--- Data under study ---
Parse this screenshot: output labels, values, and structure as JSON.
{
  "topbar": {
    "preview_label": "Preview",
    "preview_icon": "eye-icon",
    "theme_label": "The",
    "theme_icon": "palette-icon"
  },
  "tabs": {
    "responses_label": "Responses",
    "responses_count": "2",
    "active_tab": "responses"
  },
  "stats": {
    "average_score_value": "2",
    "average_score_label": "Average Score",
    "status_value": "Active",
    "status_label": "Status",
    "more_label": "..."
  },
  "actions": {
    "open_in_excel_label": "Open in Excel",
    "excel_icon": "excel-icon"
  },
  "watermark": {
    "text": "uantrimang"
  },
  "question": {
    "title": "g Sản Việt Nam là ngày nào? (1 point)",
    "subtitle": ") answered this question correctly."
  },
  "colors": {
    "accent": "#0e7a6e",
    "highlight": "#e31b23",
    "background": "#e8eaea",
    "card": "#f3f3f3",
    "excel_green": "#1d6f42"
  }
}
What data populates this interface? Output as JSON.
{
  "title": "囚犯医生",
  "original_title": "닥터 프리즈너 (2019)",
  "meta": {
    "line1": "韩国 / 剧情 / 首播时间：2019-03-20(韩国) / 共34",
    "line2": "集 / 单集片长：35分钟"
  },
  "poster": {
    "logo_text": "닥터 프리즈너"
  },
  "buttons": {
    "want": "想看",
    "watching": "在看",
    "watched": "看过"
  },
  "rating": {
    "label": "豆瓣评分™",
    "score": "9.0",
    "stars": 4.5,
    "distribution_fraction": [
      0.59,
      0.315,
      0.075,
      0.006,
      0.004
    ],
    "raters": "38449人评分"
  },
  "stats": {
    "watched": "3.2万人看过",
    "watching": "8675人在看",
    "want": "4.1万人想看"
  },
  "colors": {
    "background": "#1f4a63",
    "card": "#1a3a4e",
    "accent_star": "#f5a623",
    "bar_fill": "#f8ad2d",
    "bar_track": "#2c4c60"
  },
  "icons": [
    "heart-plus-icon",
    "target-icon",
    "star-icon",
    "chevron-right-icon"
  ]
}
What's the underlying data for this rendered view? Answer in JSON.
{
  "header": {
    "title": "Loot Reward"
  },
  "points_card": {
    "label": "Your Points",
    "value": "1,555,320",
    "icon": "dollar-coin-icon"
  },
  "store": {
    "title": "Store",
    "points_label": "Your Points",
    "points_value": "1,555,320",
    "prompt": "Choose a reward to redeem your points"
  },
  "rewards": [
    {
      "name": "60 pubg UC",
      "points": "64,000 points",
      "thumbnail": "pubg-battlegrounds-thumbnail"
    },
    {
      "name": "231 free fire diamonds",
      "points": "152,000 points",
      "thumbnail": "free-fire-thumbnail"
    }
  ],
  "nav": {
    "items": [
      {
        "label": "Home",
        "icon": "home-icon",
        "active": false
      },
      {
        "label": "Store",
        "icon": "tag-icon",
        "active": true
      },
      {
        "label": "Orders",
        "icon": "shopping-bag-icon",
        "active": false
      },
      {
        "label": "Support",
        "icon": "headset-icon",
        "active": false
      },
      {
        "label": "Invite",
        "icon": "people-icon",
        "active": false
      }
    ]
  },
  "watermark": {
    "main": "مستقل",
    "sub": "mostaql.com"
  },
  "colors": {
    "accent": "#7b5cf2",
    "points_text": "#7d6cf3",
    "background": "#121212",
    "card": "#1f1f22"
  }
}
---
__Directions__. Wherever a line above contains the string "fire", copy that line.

__Finished task__.
      "name": "231 free fire diamonds",
      "thumbnail": "free-fire-thumbnail"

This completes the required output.